The 19-year-old Turner missed 20 games earlier in the season with a left thumb injury. But he just kept putting up numbers, and now is averaging 10.4 points, 5.1 rebounds and 1.48 blocks on the season.
As for the Lakers, maybe Coach Byron Scott was right to bench the confident — some would say cocky — Russell 20 games into the season. But the brash 20-year-old never wavered, and the proof is in how Russell has responded since going back into the starting lineup after the All-Star break.
And it's more than just the 21.0 points on 47.4% shooting, 4.8 assists and 3.2 rebounds Russell has averaged in his last 10 games. It has been his swagger — and his improved all-around play.
The 7-foot Cauley-Stein's shot-blocking (1.0 per game) and ability to step out on the perimeter have proved he's a good defender for Sacramento.
Denver's Mudiay was the third guard selected in the June draft. On Thursday he scored a career-high 30 points against Phoenix, but Mudiay has struggled with his shot and decision-making. This season he's making 35.4% of his shots and 29.9% of his three-point attempts and has turned the ball over 3.3 times per game.
Detroit's rookie forward Johnson has averaged 8.9 points and 4.2 rebounds, mostly as a reserve.
Meanwhile, all the injuries in Phoenix have allowed Booker time to thrive in the backcourt. He dropped a career-high 35 points against Denver on Thursday and has scored in double figures in 28 of his last 31 games.

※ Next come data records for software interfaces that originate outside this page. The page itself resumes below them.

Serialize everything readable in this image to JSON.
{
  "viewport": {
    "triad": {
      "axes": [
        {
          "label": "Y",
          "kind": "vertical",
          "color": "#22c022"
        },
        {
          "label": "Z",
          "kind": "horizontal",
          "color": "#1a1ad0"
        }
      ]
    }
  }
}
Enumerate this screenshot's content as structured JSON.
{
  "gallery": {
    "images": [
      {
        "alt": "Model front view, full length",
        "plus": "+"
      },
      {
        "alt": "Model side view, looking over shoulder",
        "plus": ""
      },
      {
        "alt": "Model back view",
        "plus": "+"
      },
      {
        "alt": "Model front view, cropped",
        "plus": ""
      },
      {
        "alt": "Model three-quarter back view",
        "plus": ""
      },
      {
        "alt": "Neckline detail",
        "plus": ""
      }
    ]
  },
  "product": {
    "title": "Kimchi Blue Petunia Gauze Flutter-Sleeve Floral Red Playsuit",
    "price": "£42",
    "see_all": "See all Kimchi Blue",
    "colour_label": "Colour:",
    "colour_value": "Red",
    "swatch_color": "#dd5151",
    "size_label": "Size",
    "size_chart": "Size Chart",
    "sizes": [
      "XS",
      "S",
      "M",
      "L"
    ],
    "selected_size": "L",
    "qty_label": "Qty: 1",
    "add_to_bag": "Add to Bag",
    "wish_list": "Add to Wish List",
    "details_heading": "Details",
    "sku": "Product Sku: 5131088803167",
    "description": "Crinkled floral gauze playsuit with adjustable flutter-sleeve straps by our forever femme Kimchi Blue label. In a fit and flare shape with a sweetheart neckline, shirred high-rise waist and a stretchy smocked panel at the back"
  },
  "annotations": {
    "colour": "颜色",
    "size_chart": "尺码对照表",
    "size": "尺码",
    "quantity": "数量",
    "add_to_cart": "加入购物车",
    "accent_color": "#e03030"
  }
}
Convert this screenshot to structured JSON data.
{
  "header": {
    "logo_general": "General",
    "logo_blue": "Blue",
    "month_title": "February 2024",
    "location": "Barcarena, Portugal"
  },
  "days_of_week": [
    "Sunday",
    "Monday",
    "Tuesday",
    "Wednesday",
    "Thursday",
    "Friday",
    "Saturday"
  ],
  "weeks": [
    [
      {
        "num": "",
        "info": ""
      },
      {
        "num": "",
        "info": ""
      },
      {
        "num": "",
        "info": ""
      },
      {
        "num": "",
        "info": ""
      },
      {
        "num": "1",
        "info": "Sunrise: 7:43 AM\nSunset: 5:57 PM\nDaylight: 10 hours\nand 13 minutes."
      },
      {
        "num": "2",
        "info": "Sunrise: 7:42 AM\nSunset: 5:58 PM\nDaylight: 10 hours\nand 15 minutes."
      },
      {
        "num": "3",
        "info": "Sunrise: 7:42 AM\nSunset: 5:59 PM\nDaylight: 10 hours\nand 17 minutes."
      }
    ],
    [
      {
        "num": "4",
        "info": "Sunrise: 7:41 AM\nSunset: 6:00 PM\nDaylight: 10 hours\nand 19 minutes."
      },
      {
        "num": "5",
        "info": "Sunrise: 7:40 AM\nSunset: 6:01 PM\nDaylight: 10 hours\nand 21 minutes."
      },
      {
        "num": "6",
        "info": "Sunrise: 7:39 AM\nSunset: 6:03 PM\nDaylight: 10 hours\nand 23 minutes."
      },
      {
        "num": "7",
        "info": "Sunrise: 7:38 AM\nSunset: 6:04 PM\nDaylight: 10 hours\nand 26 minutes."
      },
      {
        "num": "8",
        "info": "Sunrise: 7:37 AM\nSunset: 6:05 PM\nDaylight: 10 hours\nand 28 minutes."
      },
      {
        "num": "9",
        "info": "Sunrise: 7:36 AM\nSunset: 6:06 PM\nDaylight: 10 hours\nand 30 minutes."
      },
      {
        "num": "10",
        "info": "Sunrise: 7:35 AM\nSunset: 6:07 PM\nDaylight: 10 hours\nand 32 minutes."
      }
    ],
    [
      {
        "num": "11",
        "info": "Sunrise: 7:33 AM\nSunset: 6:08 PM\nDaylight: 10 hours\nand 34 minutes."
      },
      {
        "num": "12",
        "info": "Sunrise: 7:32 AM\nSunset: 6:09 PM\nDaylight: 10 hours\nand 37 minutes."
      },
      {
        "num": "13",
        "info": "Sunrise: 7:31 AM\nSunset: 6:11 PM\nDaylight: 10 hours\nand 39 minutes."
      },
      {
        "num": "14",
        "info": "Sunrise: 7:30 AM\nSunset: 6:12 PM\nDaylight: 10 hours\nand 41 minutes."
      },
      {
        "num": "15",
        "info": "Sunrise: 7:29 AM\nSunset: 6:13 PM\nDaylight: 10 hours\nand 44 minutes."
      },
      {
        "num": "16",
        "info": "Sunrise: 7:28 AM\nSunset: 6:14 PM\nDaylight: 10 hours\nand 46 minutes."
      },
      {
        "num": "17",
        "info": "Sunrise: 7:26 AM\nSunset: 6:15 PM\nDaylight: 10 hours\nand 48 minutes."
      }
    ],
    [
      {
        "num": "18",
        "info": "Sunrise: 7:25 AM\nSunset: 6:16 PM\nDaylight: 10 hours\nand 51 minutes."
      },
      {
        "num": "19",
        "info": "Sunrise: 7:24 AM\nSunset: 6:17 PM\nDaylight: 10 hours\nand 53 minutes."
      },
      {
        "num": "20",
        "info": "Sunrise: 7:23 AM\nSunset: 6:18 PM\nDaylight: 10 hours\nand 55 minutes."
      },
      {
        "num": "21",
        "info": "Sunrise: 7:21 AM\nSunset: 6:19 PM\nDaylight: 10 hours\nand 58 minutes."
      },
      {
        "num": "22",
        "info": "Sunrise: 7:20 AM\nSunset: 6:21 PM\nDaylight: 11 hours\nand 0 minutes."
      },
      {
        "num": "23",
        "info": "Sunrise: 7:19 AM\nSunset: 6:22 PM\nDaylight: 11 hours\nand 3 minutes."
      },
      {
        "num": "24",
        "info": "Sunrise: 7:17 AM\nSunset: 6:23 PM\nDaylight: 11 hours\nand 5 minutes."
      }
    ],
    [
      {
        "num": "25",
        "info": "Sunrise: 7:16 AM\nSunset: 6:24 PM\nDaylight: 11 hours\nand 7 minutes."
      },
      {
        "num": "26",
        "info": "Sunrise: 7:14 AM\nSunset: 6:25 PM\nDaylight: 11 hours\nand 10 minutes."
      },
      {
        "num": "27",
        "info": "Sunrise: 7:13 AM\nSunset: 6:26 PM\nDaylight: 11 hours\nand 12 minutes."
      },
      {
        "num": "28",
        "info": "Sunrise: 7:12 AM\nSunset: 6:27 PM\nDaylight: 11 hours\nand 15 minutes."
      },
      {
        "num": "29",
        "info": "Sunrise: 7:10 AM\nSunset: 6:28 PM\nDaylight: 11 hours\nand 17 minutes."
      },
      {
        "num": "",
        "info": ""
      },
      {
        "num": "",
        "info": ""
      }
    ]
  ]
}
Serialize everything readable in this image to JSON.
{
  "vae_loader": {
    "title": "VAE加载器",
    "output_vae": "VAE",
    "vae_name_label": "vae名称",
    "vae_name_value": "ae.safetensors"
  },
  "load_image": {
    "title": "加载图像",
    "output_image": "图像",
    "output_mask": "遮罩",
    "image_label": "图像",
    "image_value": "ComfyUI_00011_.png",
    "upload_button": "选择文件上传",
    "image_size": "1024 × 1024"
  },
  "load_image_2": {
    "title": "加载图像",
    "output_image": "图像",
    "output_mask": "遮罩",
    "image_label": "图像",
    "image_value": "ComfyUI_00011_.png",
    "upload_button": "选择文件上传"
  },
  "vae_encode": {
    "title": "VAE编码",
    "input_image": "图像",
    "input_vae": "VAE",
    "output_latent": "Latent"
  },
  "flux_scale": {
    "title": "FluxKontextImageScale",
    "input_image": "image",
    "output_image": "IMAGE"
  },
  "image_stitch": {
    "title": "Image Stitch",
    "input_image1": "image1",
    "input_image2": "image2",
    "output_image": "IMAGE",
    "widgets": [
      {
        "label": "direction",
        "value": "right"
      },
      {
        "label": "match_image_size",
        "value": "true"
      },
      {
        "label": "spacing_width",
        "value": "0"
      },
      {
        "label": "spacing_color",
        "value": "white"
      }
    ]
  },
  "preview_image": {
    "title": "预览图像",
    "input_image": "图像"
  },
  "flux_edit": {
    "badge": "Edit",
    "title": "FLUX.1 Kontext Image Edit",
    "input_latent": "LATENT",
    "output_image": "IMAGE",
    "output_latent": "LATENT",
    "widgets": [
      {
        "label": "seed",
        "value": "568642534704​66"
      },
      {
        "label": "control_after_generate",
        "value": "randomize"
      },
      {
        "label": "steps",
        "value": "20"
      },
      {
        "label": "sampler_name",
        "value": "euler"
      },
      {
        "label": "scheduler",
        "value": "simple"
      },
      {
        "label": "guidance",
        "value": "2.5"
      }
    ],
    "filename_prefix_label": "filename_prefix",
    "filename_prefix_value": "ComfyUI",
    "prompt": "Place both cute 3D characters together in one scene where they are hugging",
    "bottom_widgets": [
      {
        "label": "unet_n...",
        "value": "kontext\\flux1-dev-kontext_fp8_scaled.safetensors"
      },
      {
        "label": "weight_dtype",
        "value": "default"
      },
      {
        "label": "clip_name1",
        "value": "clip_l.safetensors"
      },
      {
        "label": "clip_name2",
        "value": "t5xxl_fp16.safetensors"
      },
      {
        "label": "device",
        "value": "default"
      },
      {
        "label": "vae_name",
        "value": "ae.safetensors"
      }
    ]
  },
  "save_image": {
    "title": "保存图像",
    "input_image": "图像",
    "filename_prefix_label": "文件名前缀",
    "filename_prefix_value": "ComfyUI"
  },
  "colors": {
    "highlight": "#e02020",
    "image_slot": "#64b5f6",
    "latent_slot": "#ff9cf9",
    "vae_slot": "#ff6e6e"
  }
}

"It's difficult, especially with a young player, to come right out and say, 'This is what this guy is going to be,'" a scout for a Western Conference team said. "You cannot judge these kids so definitively until three or four years out."